Setting yourself a complete curfew on ‘screen time’ (particularly if you have trouble getting off to sleep!) can have incredible effects. Aim for at least 30 minutes but preferably an hour before bed.
5. Get a bit of Shhhhh!
The natural world gets much noisier as the sun comes up and the animals start getting on with their day and greeting one another and we are very sound sensitive at night time.
Generally, finding ways to make our world quieter on the lead up to bedtime and during our sleeping hours will give the right ingredients to cue into our natural body rhythms and give us a better chance of sleeping well.
Switching off noisy devices such as the radio and TV (yes even if they’re on low!)
Considering using ear plugs or a white noise machine if you’re in a noisy area
At the opposite end of your sleep the reverse strategies apply!: gradually increasing levels of noise and even making noise yourself as you wake (joining in the dawn chorus!), making sure to open your curtains wide and let in the light, checking your phone (out of your bed!!) and doing some vigorous (even brief!) exercise have all been shown to increase wakefulness and give you a better chance of waking well.
In our next blog on Sleep:
The Sleep Cycle and increasing the QUALITY of your sleep.
Why the snooze button on your alarm should be eternally banished!
And even more helpful ways to improve your sleep.
If you give any of the hits and tips above a good try let us know how you get on by commenting below!
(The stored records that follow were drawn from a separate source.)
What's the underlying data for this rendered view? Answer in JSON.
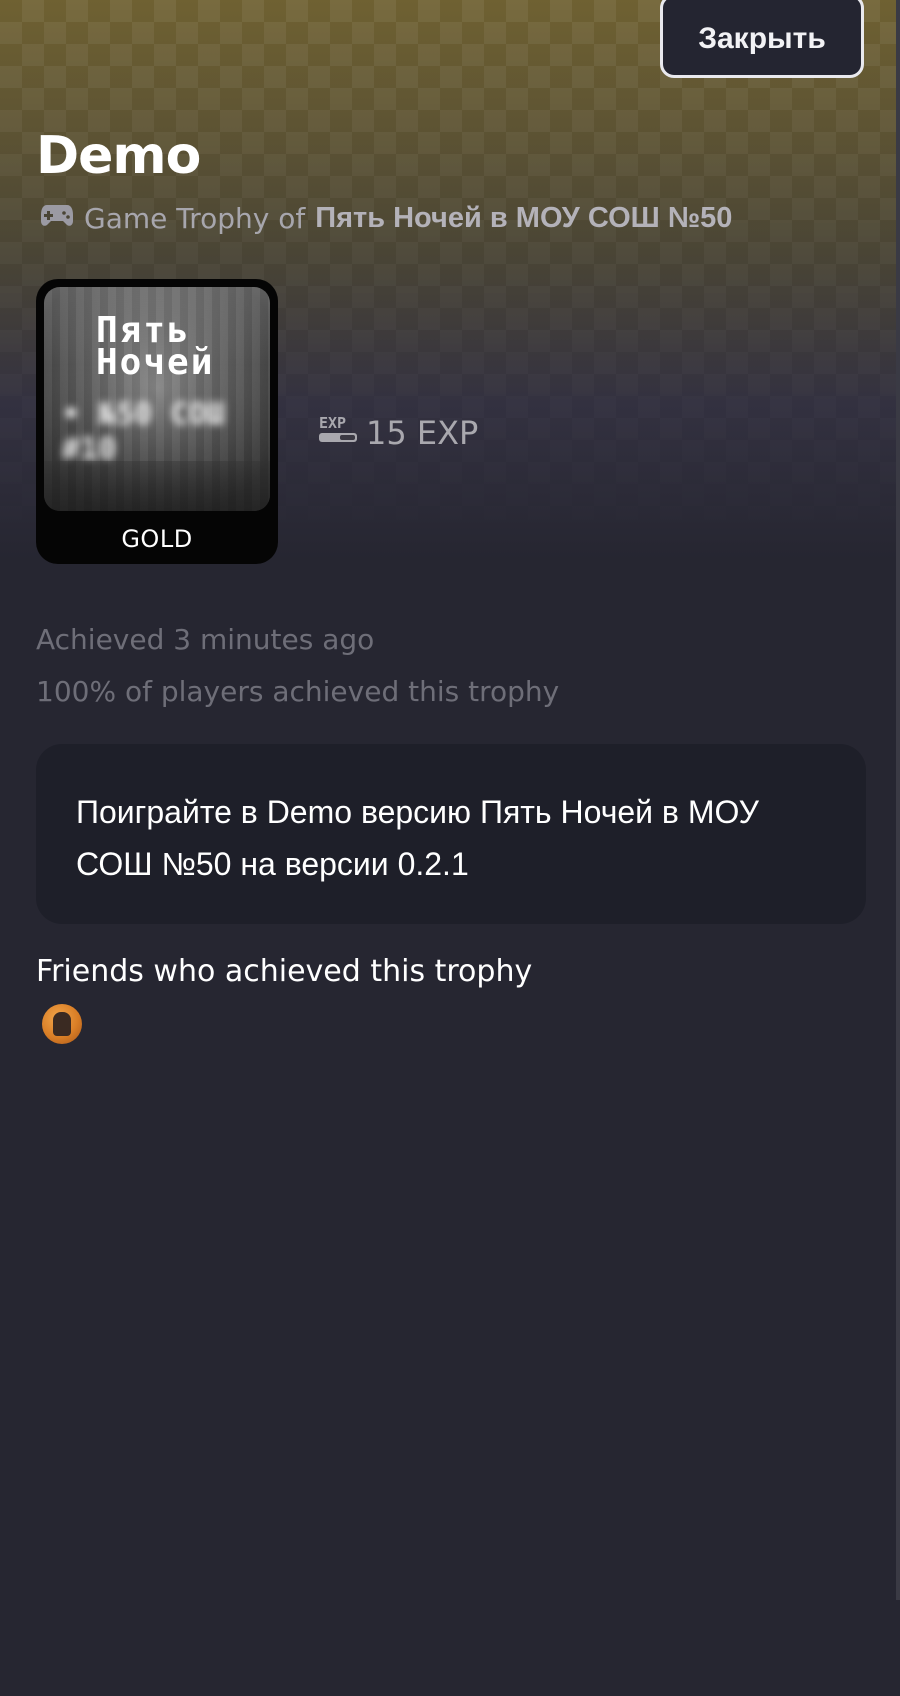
{
  "header": {
    "close_label": "Закрыть"
  },
  "trophy": {
    "title": "Demo",
    "subtitle_prefix": "Game Trophy of",
    "game_name": "Пять Ночей в МОУ СОШ №50",
    "tier": "GOLD",
    "image_text_line1": "Пять",
    "image_text_line2": "Ночей",
    "exp_label": "15 EXP",
    "achieved_text": "Achieved 3 minutes ago",
    "percent_text": "100% of players achieved this trophy",
    "description": "Поиграйте в Demo версию Пять Ночей в МОУ СОШ №50 на версии 0.2.1"
  },
  "friends": {
    "heading": "Friends who achieved this trophy",
    "avatars": [
      "friend-avatar"
    ]
  },
  "colors": {
    "background": "#262631",
    "card_bg": "#1e1f29",
    "header_gold": "#6f6132",
    "muted_text": "#6e6e78",
    "close_button_bg": "#242531",
    "friend_avatar": "#d97e26"
  },
  "icons": {
    "gamepad": "gamepad-icon",
    "exp": "exp-icon"
  }
}
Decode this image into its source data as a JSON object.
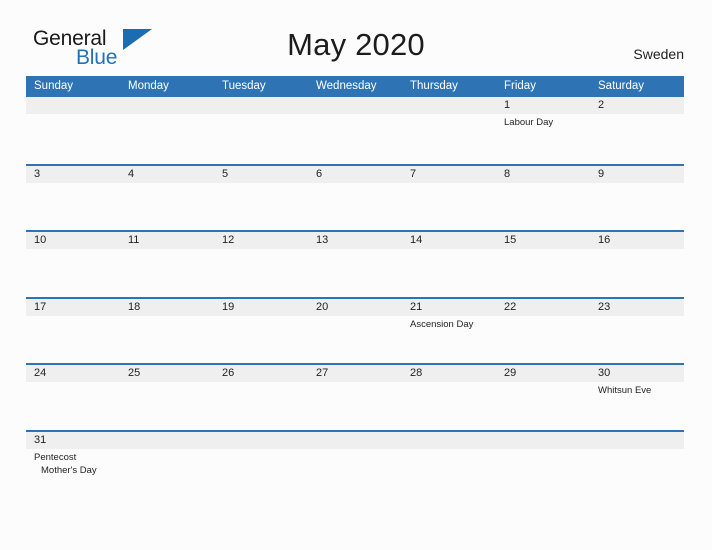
{
  "brand": {
    "word_one": "General",
    "word_two": "Blue",
    "flag_icon": "brand-triangle-icon",
    "accent_color": "#1b6cb3"
  },
  "header": {
    "title": "May 2020",
    "country": "Sweden"
  },
  "colors": {
    "header_blue": "#2e74b5",
    "row_band_gray": "#efefef",
    "page_background": "#fcfcfd",
    "text": "#1f1f1f"
  },
  "calendar": {
    "weekdays": [
      "Sunday",
      "Monday",
      "Tuesday",
      "Wednesday",
      "Thursday",
      "Friday",
      "Saturday"
    ],
    "weeks": [
      {
        "days": [
          {
            "number": "",
            "events": []
          },
          {
            "number": "",
            "events": []
          },
          {
            "number": "",
            "events": []
          },
          {
            "number": "",
            "events": []
          },
          {
            "number": "",
            "events": []
          },
          {
            "number": "1",
            "events": [
              "Labour Day"
            ]
          },
          {
            "number": "2",
            "events": []
          }
        ]
      },
      {
        "days": [
          {
            "number": "3",
            "events": []
          },
          {
            "number": "4",
            "events": []
          },
          {
            "number": "5",
            "events": []
          },
          {
            "number": "6",
            "events": []
          },
          {
            "number": "7",
            "events": []
          },
          {
            "number": "8",
            "events": []
          },
          {
            "number": "9",
            "events": []
          }
        ]
      },
      {
        "days": [
          {
            "number": "10",
            "events": []
          },
          {
            "number": "11",
            "events": []
          },
          {
            "number": "12",
            "events": []
          },
          {
            "number": "13",
            "events": []
          },
          {
            "number": "14",
            "events": []
          },
          {
            "number": "15",
            "events": []
          },
          {
            "number": "16",
            "events": []
          }
        ]
      },
      {
        "days": [
          {
            "number": "17",
            "events": []
          },
          {
            "number": "18",
            "events": []
          },
          {
            "number": "19",
            "events": []
          },
          {
            "number": "20",
            "events": []
          },
          {
            "number": "21",
            "events": [
              "Ascension Day"
            ]
          },
          {
            "number": "22",
            "events": []
          },
          {
            "number": "23",
            "events": []
          }
        ]
      },
      {
        "days": [
          {
            "number": "24",
            "events": []
          },
          {
            "number": "25",
            "events": []
          },
          {
            "number": "26",
            "events": []
          },
          {
            "number": "27",
            "events": []
          },
          {
            "number": "28",
            "events": []
          },
          {
            "number": "29",
            "events": []
          },
          {
            "number": "30",
            "events": [
              "Whitsun Eve"
            ]
          }
        ]
      },
      {
        "days": [
          {
            "number": "31",
            "events": [
              "Pentecost",
              "Mother's Day"
            ]
          },
          {
            "number": "",
            "events": []
          },
          {
            "number": "",
            "events": []
          },
          {
            "number": "",
            "events": []
          },
          {
            "number": "",
            "events": []
          },
          {
            "number": "",
            "events": []
          },
          {
            "number": "",
            "events": []
          }
        ]
      }
    ]
  }
}
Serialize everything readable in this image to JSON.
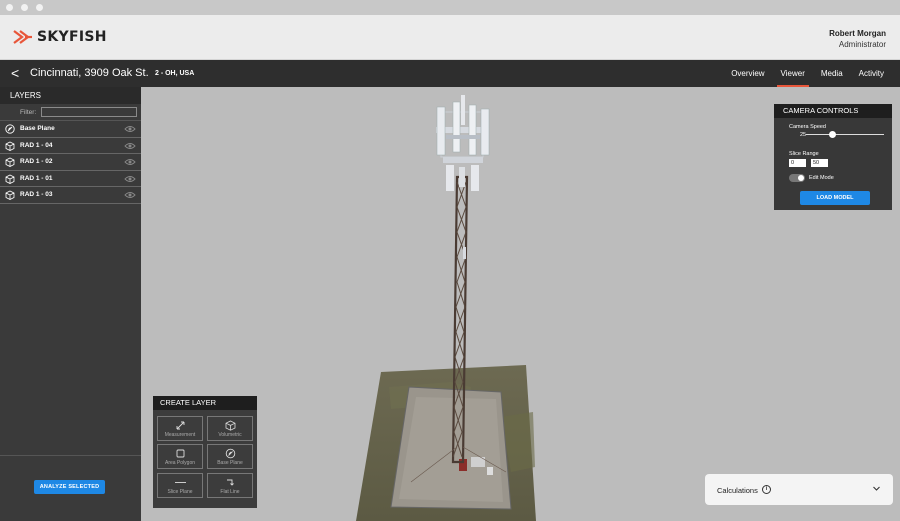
{
  "app": {
    "logo_text": "SKYFISH",
    "user": {
      "name": "Robert Morgan",
      "role": "Administrator"
    }
  },
  "toolbar": {
    "back_icon": "<",
    "site_title": "Cincinnati, 3909 Oak St.",
    "site_subtitle": "2 - OH, USA",
    "tabs": [
      {
        "label": "Overview",
        "active": false
      },
      {
        "label": "Viewer",
        "active": true
      },
      {
        "label": "Media",
        "active": false
      },
      {
        "label": "Activity",
        "active": false
      }
    ]
  },
  "layers": {
    "header": "LAYERS",
    "filter_label": "Filter:",
    "filter_value": "",
    "items": [
      {
        "label": "Base Plane",
        "icon": "base-plane-icon"
      },
      {
        "label": "RAD 1 - 04",
        "icon": "cube-icon"
      },
      {
        "label": "RAD 1 - 02",
        "icon": "cube-icon"
      },
      {
        "label": "RAD 1 - 01",
        "icon": "cube-icon"
      },
      {
        "label": "RAD 1 - 03",
        "icon": "cube-icon"
      }
    ],
    "analyze_label": "ANALYZE SELECTED"
  },
  "camera": {
    "header": "CAMERA CONTROLS",
    "speed_label": "Camera Speed",
    "speed_value": "25",
    "slice_label": "Slice Range",
    "slice_min": "0",
    "slice_max": "50",
    "edit_label": "Edit Mode",
    "load_label": "LOAD MODEL"
  },
  "create_layer": {
    "header": "CREATE LAYER",
    "tools": [
      {
        "label": "Measurement",
        "icon": "measurement-icon"
      },
      {
        "label": "Volumetric",
        "icon": "cube-icon"
      },
      {
        "label": "Area Polygon",
        "icon": "square-icon"
      },
      {
        "label": "Base Plane",
        "icon": "base-plane-icon"
      },
      {
        "label": "Slice Plane",
        "icon": "line-icon"
      },
      {
        "label": "Flat Line",
        "icon": "flat-line-icon"
      }
    ]
  },
  "calculations": {
    "label": "Calculations",
    "info": "i"
  },
  "colors": {
    "accent": "#e8563a",
    "primary_button": "#1e88e5",
    "panel": "#3a3a3a",
    "toolbar": "#2e2e2e"
  }
}
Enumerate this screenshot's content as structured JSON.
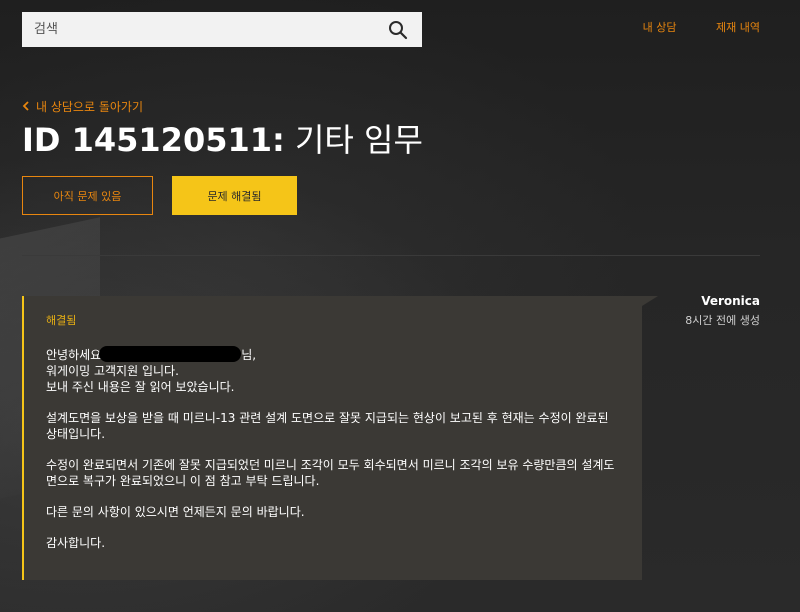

If you have any specific sleep issues whether covered in this blog or not, we would love to hear from you! We might even be able to sneek some tips into our next blog, just for you!